Input for this task:
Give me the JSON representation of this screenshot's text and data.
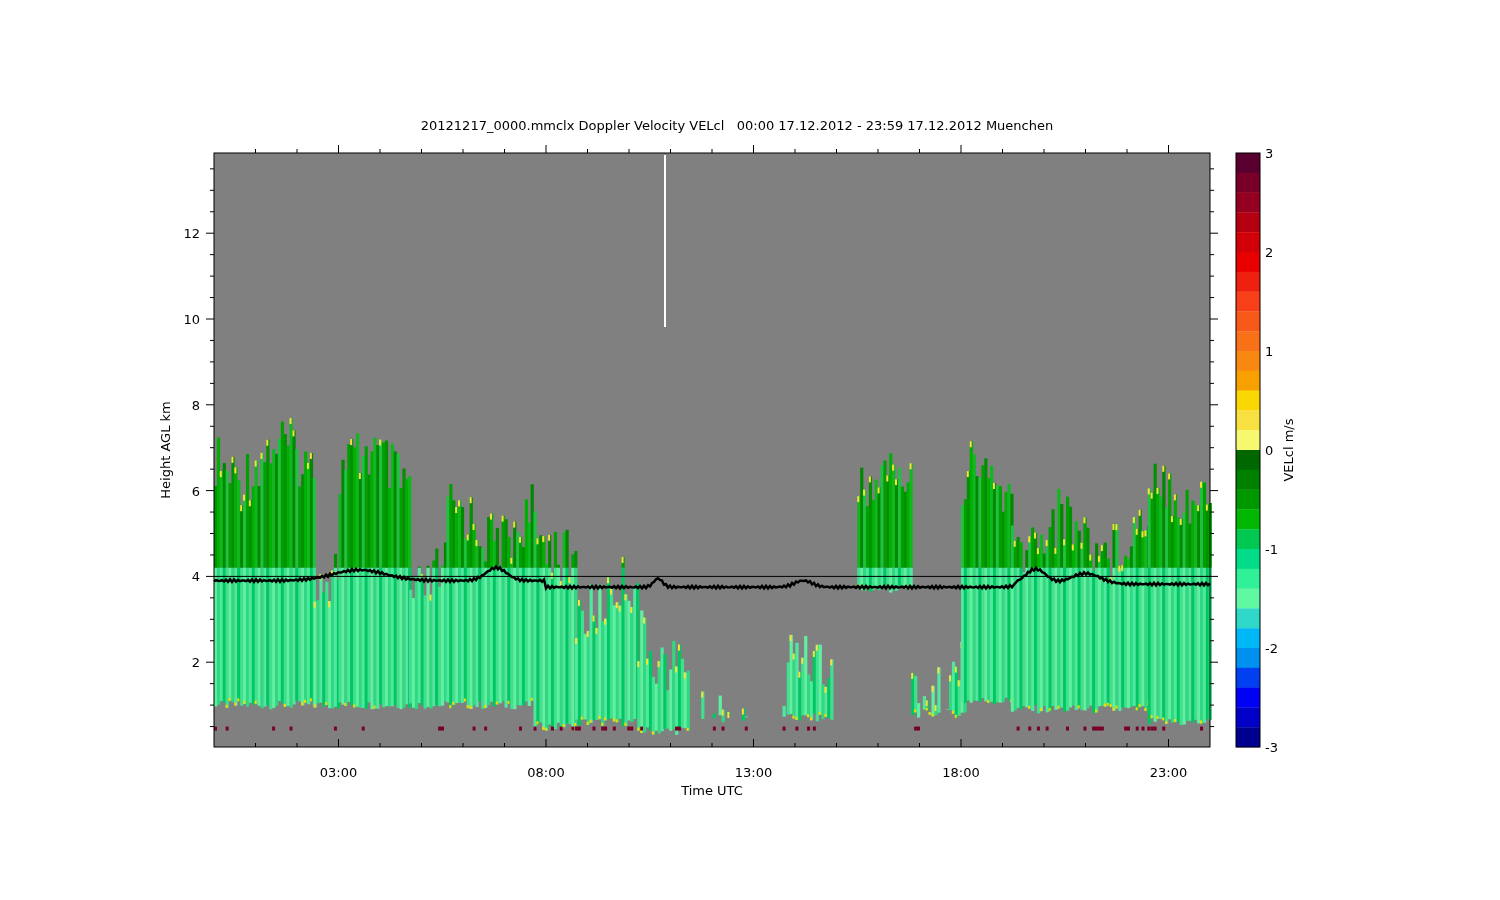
{
  "title": "20121217_0000.mmclx Doppler Velocity VELcl   00:00 17.12.2012 - 23:59 17.12.2012 Muenchen",
  "plot": {
    "ylabel": "Height AGL km",
    "xlabel": "Time UTC",
    "yticks": [
      "12",
      "10",
      "8",
      "6",
      "4",
      "2"
    ],
    "xticks": [
      "03:00",
      "08:00",
      "13:00",
      "18:00",
      "23:00"
    ]
  },
  "colorbar": {
    "label": "VELcl m/s",
    "ticks": [
      "3",
      "2",
      "1",
      "0",
      "-1",
      "-2",
      "-3"
    ],
    "segments": [
      {
        "color": "#5a0030"
      },
      {
        "color": "#780028"
      },
      {
        "color": "#960020"
      },
      {
        "color": "#b40010"
      },
      {
        "color": "#d20008"
      },
      {
        "color": "#e80000"
      },
      {
        "color": "#f02010"
      },
      {
        "color": "#f84018"
      },
      {
        "color": "#f85818"
      },
      {
        "color": "#f87018"
      },
      {
        "color": "#f88810"
      },
      {
        "color": "#f8a000"
      },
      {
        "color": "#f8d800"
      },
      {
        "color": "#f8e040"
      },
      {
        "color": "#f8f870"
      },
      {
        "color": "#006800"
      },
      {
        "color": "#008000"
      },
      {
        "color": "#009800"
      },
      {
        "color": "#00b800"
      },
      {
        "color": "#00c850"
      },
      {
        "color": "#00dc88"
      },
      {
        "color": "#30f098"
      },
      {
        "color": "#60f8a0"
      },
      {
        "color": "#30d8c8"
      },
      {
        "color": "#00b8f8"
      },
      {
        "color": "#0090f0"
      },
      {
        "color": "#0040f0"
      },
      {
        "color": "#0000f8"
      },
      {
        "color": "#0000c8"
      },
      {
        "color": "#000090"
      }
    ]
  }
}
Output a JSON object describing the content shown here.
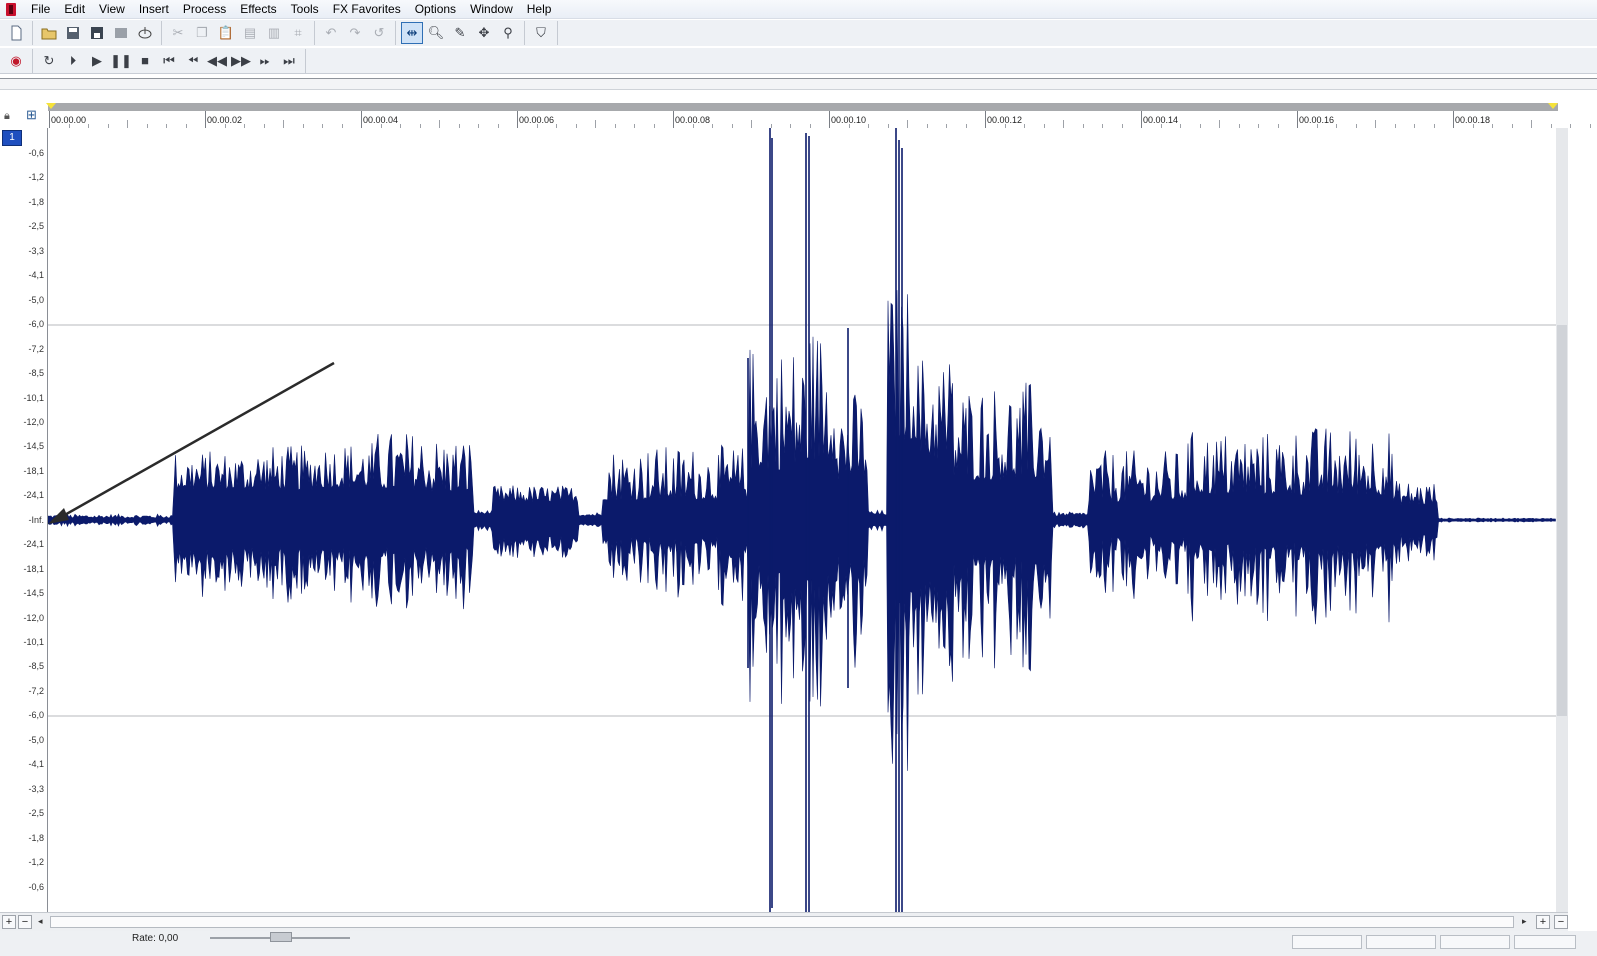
{
  "menu": [
    "File",
    "Edit",
    "View",
    "Insert",
    "Process",
    "Effects",
    "Tools",
    "FX Favorites",
    "Options",
    "Window",
    "Help"
  ],
  "icons": {
    "app": "app-icon",
    "toolbar1": [
      "new-file-icon",
      "open-file-icon",
      "save-icon",
      "save-as-icon",
      "render-icon",
      "properties-icon",
      "cut-icon",
      "copy-icon",
      "paste-icon",
      "paste-special-icon",
      "mix-icon",
      "crop-icon",
      "undo-icon",
      "redo-icon",
      "repeat-icon",
      "edit-tool-icon",
      "magnify-tool-icon",
      "pencil-tool-icon",
      "envelope-tool-icon",
      "event-tool-icon",
      "snap-icon"
    ],
    "toolbar2": [
      "record-icon",
      "loop-icon",
      "play-all-icon",
      "play-icon",
      "pause-icon",
      "stop-icon",
      "go-to-start-icon",
      "previous-marker-icon",
      "rewind-icon",
      "fast-forward-icon",
      "next-marker-icon",
      "go-to-end-icon"
    ]
  },
  "ruler": {
    "labels": [
      "00.00.00",
      "00.00.02",
      "00.00.04",
      "00.00.06",
      "00.00.08",
      "00.00.10",
      "00.00.12",
      "00.00.14",
      "00.00.16",
      "00.00.18"
    ]
  },
  "channel": {
    "number": "1"
  },
  "db_scale": [
    "-0,6",
    "-1,2",
    "-1,8",
    "-2,5",
    "-3,3",
    "-4,1",
    "-5,0",
    "-6,0",
    "-7,2",
    "-8,5",
    "-10,1",
    "-12,0",
    "-14,5",
    "-18,1",
    "-24,1",
    "-Inf.",
    "-24,1",
    "-18,1",
    "-14,5",
    "-12,0",
    "-10,1",
    "-8,5",
    "-7,2",
    "-6,0",
    "-5,0",
    "-4,1",
    "-3,3",
    "-2,5",
    "-1,8",
    "-1,2",
    "-0,6"
  ],
  "status": {
    "rate": "Rate: 0,00"
  },
  "colors": {
    "waveform": "#0b1a6b",
    "arrow": "#2b2b2b",
    "scrubbar": "#a7a9ac",
    "marker": "#f5e23a"
  }
}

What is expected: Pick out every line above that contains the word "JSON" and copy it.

Written solution:
Give me the JSON representation of this screenshot's text and data.
Output a JSON object describing the content shown here.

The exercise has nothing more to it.